Monday, March 26, 2012
In Spite of Our Differences . . .
This isn't another political rant -- it's more of a reflection on said rants and the social media. As some of you know, I'm on Facebook and that's one of the places where I find and repost many links to articles that reflect my point of view.
Facebook is a different sort of beast than blogging. Those of you who are frequent commenters here feel like real friends -- often because we read each other's blogs. I know that some of you don't enjoy talking politics, some do. I suspect that most of us have similar views but I know there are some exceptions. But that's true with my real life friends too-- we just agree to disagree.

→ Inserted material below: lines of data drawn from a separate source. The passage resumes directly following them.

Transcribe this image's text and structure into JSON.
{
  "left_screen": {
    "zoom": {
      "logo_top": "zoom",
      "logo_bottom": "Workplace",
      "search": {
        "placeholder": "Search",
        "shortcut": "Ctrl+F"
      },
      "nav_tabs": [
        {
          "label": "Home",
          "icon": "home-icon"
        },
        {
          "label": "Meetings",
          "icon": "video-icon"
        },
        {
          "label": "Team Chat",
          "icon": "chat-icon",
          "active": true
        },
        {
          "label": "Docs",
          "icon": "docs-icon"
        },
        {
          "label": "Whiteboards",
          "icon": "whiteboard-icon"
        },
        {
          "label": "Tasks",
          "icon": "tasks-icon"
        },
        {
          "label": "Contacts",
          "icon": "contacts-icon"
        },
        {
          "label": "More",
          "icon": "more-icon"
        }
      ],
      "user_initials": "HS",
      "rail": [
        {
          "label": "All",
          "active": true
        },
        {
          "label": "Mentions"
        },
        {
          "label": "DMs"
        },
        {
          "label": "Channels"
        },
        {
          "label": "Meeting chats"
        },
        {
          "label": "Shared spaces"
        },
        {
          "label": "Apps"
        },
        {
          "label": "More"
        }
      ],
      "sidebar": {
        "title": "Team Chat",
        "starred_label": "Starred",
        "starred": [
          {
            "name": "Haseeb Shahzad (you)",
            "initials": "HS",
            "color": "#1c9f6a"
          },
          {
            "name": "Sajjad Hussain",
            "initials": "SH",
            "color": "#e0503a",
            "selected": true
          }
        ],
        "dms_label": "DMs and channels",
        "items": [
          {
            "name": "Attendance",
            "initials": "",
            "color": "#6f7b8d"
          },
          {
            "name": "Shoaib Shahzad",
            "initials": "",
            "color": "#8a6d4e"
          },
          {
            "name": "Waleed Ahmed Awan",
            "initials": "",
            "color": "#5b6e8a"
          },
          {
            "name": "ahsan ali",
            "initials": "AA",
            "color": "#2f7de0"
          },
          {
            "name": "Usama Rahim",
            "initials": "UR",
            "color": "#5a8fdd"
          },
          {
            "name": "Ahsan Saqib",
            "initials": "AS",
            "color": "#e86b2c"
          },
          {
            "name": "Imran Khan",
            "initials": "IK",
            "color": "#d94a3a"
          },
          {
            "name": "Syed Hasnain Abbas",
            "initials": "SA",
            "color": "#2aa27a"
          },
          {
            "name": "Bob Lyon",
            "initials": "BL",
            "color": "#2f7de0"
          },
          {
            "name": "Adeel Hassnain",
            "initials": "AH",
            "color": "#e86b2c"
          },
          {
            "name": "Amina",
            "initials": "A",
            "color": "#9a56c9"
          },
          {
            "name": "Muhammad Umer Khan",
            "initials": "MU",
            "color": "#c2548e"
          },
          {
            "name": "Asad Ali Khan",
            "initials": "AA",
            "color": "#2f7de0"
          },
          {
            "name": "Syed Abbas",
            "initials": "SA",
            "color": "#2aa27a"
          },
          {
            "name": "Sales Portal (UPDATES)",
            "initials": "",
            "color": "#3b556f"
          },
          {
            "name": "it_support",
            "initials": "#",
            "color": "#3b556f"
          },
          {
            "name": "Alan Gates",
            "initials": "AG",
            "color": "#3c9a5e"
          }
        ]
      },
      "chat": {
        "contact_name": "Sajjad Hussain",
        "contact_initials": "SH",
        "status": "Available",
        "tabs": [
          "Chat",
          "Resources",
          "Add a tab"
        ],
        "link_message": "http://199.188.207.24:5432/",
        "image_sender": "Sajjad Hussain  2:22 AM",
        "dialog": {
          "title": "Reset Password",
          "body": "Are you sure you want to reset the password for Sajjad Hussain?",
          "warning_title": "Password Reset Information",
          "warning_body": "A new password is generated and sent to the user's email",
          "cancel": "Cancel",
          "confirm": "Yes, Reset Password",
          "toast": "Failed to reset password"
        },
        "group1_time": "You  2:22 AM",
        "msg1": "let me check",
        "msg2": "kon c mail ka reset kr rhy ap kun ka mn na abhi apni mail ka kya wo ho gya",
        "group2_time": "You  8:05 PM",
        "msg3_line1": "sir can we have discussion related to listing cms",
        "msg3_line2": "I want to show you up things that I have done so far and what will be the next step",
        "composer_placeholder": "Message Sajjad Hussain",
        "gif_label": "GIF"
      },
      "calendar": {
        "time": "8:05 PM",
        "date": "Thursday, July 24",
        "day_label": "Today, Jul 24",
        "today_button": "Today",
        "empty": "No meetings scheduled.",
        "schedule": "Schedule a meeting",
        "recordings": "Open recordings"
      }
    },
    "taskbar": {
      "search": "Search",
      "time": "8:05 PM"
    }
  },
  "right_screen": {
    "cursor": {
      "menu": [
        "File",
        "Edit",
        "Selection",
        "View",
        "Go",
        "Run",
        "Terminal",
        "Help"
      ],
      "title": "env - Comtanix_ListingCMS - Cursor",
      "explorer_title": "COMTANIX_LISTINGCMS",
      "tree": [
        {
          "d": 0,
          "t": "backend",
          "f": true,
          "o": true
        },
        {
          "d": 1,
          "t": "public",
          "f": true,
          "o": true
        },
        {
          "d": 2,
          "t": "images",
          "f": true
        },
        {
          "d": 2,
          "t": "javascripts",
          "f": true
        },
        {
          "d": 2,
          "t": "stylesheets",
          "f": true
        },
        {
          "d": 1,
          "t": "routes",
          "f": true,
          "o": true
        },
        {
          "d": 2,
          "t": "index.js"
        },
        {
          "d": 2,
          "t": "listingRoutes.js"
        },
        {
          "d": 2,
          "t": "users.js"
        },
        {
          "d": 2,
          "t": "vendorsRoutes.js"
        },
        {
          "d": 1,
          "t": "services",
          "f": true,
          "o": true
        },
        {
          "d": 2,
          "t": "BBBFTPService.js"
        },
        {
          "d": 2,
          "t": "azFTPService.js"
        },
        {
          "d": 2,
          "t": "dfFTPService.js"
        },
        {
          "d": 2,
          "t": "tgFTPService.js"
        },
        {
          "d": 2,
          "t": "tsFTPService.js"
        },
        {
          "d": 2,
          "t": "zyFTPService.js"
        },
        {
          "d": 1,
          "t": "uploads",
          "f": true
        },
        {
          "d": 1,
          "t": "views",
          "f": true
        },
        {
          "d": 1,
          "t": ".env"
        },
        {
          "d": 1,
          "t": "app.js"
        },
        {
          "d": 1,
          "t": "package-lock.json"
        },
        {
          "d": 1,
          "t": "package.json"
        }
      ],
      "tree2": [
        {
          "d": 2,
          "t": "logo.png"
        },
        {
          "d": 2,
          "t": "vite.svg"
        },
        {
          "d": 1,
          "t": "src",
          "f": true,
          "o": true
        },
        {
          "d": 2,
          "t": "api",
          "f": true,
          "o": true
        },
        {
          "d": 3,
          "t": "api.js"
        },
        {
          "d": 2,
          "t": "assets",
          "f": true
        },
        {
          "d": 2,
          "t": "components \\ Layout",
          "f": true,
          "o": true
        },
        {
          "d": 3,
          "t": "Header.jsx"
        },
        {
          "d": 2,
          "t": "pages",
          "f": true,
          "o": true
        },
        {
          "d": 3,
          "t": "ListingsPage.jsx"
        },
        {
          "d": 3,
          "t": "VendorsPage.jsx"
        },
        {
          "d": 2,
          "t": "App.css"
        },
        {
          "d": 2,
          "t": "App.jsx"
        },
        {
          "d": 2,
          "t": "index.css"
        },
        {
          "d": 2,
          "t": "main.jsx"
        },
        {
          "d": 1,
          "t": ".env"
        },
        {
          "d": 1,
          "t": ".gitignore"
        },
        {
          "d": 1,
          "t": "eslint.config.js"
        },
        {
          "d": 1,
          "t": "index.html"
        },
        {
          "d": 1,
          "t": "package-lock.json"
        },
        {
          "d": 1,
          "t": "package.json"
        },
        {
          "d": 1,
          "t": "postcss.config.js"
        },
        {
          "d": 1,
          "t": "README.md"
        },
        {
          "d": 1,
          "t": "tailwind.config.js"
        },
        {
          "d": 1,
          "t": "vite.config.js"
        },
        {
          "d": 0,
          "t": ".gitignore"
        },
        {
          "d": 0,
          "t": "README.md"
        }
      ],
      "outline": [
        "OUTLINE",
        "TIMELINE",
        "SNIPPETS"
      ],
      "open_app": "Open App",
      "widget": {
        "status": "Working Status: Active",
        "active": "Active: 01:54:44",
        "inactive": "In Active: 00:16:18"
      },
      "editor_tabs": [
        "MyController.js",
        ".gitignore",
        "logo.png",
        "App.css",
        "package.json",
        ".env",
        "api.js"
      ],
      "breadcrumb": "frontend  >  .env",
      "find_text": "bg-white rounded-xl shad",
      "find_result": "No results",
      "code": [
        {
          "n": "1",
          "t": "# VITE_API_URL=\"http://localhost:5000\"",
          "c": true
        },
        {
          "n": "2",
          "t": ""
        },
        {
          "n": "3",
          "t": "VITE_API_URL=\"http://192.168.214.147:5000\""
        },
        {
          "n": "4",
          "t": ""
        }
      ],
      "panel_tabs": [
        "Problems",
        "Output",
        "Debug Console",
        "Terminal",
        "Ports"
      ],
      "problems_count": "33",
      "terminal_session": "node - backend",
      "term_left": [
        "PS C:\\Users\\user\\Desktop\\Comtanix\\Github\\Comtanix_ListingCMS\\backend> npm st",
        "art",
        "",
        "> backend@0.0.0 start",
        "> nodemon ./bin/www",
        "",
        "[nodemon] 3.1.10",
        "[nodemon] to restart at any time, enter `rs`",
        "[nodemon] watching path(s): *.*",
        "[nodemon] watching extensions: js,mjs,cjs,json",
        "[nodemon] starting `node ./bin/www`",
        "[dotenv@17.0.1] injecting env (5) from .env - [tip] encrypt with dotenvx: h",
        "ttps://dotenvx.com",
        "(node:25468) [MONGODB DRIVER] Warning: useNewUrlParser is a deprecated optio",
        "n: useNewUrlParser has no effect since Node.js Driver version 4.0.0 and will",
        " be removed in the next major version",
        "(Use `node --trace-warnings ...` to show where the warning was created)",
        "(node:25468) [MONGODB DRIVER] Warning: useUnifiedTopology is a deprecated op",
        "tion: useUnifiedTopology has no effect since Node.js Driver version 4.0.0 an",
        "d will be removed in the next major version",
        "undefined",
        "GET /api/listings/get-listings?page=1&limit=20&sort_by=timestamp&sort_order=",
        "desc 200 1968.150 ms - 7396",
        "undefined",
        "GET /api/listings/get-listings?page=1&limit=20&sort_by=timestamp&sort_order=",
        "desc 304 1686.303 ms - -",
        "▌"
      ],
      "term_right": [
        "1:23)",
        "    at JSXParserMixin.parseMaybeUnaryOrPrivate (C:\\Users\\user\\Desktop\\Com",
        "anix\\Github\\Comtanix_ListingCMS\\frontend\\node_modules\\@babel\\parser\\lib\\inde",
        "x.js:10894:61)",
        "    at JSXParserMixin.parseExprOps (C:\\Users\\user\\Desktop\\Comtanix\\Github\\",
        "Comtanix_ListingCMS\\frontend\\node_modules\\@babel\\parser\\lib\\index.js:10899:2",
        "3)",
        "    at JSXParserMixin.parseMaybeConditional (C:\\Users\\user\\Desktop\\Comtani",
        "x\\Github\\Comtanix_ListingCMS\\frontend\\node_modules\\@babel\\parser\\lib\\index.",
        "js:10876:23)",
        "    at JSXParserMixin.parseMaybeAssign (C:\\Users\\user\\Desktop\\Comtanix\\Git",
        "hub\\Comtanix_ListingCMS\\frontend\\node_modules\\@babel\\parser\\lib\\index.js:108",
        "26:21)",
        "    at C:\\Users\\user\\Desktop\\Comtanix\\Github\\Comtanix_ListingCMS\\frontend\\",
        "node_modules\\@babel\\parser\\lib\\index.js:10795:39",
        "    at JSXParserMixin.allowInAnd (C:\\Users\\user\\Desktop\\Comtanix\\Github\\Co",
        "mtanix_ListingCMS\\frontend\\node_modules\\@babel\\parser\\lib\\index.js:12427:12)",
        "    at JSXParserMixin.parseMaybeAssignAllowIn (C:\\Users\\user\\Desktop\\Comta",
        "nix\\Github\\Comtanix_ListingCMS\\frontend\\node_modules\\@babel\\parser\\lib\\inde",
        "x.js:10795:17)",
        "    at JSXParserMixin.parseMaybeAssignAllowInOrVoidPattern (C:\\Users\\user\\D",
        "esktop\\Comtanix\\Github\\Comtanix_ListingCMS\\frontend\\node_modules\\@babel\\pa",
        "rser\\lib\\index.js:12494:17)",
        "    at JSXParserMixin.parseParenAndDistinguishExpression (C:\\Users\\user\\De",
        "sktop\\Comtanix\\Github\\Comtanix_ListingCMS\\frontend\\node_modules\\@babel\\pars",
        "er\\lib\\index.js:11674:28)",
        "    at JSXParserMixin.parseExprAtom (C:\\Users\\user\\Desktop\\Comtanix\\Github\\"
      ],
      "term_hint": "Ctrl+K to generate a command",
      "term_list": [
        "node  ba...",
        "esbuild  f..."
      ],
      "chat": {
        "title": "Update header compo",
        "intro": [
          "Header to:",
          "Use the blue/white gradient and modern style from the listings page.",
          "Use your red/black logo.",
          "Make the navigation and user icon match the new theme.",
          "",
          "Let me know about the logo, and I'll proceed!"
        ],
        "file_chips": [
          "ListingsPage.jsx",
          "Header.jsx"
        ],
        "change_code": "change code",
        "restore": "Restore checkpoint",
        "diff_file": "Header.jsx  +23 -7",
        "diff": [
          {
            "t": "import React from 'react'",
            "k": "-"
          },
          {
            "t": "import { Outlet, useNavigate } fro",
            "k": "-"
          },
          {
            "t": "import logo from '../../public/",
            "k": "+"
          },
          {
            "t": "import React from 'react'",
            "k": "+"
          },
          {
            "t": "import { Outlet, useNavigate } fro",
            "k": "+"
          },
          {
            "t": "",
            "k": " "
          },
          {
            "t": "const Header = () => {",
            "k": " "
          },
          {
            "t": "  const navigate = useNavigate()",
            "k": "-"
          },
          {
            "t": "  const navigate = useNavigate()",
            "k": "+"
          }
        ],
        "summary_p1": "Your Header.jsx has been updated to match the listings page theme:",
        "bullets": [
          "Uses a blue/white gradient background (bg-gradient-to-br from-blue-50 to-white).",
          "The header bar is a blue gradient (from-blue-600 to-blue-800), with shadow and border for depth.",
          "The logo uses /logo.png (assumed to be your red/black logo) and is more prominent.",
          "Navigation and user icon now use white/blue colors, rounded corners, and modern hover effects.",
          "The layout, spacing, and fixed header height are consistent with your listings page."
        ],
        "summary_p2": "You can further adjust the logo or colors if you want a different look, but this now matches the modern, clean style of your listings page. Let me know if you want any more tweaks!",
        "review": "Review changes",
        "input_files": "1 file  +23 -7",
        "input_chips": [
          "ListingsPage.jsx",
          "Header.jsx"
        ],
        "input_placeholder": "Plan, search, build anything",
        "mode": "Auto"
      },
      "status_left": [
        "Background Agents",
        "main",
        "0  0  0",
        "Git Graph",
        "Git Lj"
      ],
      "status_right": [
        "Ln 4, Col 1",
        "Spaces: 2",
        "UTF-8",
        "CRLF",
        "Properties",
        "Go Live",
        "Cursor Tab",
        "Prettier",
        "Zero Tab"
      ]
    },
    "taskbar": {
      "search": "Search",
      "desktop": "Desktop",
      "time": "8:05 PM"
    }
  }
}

It's different on Facebook. Over there I have around 500 friends -- some asked to be my friend because they like my books, some because they like my posts, some, I sispect, just because they were trying to build a big friends list. Some of them are blog friends or real life friends, but there are many I know next to nothing about -- I rarely ask anyone to be my friend unless I know them pretty well, but I accept pretty much any request for friendship (except for a few creepy guys.)
I was surprised when I posted a link to an article about a bill that's being considered in Congress (House of Representatives) -- a bill that would, among other things, allow doctors and hospitals to "exercise their conscience" by letting pregnant women facing emergency medical conditions die rather than performing an abortion.
There were over sixty comments -- some about the bill and some from folks who are passionately anti-abortion. (But none from anyone who actually agreed with letting women die, thank goodness.
There were comments from a woman who had an abortion many years ago and a link to her essay about coming to terms with this. There were comments from a man who was adopted because his birth mother couldn't keep him, but chose to continue the pregnancy. There were long, well-reasoned statements, passionate statements, disagreements, but the tone remained surprisingly civil.
This, I think , is where social media can shine. I like to hear other opinions -- as long no one YELLS or calls names.
Another author who is a FB 'friend' posed the question on her page: 'Why would an author post political opinions in the public forum? Isn't that a good way to lose readers?'
Well, maybe. But I'd rather speak my mind (mostly -- I do hold back when sometimes I'd like to yell and call names.)
It's a fascinating time in which we live.